The course offers a survey at an elementary level of the physics and radiation biology of diagnostic and therapeutic radiology. The sources, detection, and measurement of ionizing radiation are reviewed. The interactions of radiation and matter are considered. The pathological effects of radiation are discussed. Dose-response relations and somatic and genetic effects are described and the pharmacological aspects of irradiation are developed. The principles of radiation protection are developed including the modification of the effects of a given dose of radiation by chemical enhancement or suppression. The duties and responsibilities of the student(s) will include meeting regularly with the instructor in tutorial sessions and the preparation of a short term paper on a topic in radiological physics or radiation biology that is of mutual interest to the student and the instructor. The student will also prepare and maintain a notebook of his/her readings and tutorials. The education materials include a large library of textbooks, reports, and papers in radiological physics and radiation biology, as well as 3 PC computers and radiation measuring instruments, etc.
Students will be given the opportunity to rotate through all radiology work areas where they can observe procedures and film reading and become acquainted with the operation of the department. Students will attend departmental conferences which deal with various facets of radiology. A self-instructional teaching file on the major organ systems is available for use at any time. Students will choose an interesting case to research during the course of the elective and will present it at the end of the rotation to residents and staff during conference time. Students are to participate on a full-time basis and will be responsible for limited night and weekend on-duty call with the radiology resident.
Students will be given the opportunity to rotate through at least four sub-specialty and general radiology services where they will become acquainted with technical skills and interpretive practices. Toward the end of each week, the students will participate as residents in the performance and interpretation of procedures under direct supervision of responsible faculty members. They will attend departmental conferences for residents and students. Some flexibility as to the sub-specialty rotation will be coordinated with the student's special interests. Opportunities will be available in the general reading areas as well as sub-specialty areas in Angiography, Computed Tomography, Ultrasound, Nuclear Medicine, and Magnetic Resonance Imaging. Students are to participate on a full- time basis and will be responsible for night and weekend on-duty call with the radiology resident.
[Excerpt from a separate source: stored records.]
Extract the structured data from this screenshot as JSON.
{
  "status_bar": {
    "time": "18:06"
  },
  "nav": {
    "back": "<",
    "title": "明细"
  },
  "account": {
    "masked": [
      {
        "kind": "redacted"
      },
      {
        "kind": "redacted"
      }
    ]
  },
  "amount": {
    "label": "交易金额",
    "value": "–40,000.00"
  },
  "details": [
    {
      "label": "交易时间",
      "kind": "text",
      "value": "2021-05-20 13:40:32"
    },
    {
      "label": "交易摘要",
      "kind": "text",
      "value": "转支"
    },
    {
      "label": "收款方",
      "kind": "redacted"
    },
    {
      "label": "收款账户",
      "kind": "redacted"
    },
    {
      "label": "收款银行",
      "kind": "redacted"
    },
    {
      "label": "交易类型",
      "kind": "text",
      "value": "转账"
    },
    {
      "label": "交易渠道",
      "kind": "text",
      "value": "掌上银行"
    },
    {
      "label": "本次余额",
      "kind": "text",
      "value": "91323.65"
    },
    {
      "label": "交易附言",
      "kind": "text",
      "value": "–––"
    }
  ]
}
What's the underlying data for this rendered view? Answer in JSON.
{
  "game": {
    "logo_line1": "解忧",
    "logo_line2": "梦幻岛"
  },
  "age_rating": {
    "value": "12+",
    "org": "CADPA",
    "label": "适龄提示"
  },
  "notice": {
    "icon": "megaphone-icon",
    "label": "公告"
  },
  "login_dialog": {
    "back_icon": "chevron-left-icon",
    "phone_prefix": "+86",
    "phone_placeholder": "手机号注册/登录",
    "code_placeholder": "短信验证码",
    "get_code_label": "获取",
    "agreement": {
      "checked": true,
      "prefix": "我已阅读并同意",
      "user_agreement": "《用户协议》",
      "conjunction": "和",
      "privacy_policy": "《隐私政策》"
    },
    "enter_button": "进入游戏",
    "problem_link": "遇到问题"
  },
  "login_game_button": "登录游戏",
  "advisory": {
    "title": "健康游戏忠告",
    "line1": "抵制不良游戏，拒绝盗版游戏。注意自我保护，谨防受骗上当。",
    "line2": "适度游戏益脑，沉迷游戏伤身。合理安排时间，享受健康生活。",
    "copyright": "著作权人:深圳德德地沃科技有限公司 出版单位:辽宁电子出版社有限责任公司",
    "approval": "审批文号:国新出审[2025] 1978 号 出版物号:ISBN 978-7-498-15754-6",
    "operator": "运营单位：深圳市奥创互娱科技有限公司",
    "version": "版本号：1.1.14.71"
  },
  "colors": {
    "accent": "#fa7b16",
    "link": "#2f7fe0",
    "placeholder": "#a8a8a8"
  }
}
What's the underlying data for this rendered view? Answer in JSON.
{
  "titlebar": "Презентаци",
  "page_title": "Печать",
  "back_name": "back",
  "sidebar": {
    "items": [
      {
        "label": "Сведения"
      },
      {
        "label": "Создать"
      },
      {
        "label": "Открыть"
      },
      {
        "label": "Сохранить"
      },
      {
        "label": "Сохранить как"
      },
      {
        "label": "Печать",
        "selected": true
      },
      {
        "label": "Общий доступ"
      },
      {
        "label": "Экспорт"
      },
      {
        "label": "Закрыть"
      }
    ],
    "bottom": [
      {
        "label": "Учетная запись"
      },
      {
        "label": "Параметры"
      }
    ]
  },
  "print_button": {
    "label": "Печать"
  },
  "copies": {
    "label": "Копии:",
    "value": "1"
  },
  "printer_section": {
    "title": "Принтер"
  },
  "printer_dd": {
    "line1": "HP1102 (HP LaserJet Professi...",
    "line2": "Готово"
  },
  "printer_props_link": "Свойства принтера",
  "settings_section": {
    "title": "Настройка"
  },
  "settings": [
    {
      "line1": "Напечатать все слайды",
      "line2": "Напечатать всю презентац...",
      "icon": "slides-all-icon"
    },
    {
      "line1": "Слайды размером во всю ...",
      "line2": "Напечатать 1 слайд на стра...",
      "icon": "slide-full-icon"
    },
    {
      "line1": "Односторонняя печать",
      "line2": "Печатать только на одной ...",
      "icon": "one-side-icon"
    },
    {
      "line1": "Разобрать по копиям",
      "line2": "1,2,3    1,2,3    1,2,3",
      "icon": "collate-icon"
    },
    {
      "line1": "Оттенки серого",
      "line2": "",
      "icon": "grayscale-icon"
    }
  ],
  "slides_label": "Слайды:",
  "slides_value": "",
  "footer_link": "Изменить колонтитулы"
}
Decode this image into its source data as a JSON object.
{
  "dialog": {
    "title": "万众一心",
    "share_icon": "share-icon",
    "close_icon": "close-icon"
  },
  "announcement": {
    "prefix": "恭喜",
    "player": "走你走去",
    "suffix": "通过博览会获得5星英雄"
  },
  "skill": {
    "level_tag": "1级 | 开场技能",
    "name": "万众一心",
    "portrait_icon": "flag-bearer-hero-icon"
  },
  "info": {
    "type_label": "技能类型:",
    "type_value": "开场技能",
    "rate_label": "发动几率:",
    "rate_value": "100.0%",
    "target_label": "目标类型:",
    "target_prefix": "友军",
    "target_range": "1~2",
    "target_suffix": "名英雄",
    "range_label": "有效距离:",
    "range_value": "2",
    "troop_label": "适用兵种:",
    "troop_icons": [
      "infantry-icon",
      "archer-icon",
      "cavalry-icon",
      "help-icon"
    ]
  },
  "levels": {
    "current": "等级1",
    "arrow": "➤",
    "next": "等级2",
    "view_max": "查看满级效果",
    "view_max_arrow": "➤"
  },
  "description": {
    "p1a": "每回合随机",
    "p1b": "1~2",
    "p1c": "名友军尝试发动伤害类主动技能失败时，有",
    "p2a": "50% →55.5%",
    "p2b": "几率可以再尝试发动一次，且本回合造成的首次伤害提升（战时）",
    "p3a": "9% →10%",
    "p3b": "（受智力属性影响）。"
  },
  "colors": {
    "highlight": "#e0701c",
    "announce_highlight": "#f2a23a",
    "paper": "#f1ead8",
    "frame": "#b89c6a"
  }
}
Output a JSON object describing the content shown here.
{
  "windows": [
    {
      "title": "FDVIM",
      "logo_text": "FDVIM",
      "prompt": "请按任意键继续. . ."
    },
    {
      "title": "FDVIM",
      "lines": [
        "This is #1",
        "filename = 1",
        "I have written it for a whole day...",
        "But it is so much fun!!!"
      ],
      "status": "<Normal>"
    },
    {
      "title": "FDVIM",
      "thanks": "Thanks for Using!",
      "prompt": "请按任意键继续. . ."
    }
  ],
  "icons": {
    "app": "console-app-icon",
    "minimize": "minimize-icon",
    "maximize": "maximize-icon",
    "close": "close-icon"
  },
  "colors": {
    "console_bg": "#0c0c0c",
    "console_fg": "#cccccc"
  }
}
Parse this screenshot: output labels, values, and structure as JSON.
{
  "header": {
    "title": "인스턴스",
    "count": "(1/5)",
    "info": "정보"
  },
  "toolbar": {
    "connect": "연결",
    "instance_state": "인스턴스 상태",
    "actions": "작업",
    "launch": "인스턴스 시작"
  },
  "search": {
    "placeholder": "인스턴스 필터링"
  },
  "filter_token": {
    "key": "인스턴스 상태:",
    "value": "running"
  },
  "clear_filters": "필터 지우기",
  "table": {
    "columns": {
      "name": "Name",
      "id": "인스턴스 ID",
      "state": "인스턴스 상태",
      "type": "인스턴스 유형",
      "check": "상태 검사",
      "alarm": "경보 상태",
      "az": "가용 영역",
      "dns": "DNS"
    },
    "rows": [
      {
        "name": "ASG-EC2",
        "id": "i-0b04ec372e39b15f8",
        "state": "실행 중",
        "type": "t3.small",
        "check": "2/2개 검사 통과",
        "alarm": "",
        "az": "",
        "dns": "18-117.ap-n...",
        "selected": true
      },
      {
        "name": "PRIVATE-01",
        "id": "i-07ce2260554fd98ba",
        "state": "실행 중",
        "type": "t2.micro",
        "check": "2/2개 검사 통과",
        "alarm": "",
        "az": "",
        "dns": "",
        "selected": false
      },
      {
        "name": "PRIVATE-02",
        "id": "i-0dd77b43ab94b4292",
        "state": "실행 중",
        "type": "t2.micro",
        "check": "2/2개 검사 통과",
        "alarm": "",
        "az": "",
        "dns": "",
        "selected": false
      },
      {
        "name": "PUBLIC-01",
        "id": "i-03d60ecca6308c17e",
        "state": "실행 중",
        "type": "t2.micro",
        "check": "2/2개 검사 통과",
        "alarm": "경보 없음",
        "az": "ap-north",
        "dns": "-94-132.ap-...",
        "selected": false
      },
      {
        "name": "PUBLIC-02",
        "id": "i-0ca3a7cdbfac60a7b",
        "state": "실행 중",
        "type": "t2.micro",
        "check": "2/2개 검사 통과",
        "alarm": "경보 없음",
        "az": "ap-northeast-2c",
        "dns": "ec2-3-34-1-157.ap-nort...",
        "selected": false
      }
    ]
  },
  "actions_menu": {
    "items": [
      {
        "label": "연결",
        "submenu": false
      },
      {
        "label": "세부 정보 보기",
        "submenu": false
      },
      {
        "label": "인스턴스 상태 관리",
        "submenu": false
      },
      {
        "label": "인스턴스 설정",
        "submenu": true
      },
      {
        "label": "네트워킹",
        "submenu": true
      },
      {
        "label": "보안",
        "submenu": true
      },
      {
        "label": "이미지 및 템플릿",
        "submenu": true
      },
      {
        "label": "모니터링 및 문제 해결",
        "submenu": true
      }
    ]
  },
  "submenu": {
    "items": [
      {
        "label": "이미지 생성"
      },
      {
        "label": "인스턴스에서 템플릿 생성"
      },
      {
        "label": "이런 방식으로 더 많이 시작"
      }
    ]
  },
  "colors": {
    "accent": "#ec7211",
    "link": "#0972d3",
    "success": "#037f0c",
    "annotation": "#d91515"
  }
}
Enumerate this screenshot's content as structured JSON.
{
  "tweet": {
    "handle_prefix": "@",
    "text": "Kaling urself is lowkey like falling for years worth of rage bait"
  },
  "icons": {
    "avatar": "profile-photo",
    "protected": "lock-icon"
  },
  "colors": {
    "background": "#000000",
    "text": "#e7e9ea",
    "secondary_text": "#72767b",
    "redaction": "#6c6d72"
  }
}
This elective well expose the student to the care of oncology patients. The elective offers experience in complete patient work-ups, rounds, and conferences. The student should develop a knowledge of: (1) modes of presentation and natural history of human neoplasms, (2) multidisciplinary anti-tumor therapy (with emphasis on the primary principles of radiation therapy), (3) emotional and nutritional aspects of neoplastic diseases, and (4) newer advances in basic and clinical cancer research. The student will be exposed to patients from a variety of disciplines and should grasp the fundamentals of (1) methods of early detection, (2) recognition of curable cancers, (3) recognition of treatable cancers and palliative care, (4) oncologic emergencies and awareness of the major complications of each, and (5) specific techniques in physical diagnosis in each of these disciplines.
The rotation includes active participation in all pediatric radiology activities - film interpretation, special procedures and imaging modalities, active participation in the nursery and pediatric conferences, consultations with pediatric surgery, and attendance at the Pediatric Radiology Conference and Grand Rounds. Reviewing the pediatric teaching file and CD-ROM images in the Radiology Department will be encouraged.
To be prepared by the student in conjunction with the Course Director and approved by the Vice Dean before course can be added to schedule. This course is designed to offer students and faculty/clinical faculty an opportunity to develop electives which are not offered in the Elective Manual. Such an elective may be made permanent and printed in the next edition of the Elective Manual at the request of the Course Director and with the approval of the Curriculum Committee. At the discretion of the Vice Dean, this elective may count as the required "in-house" elective.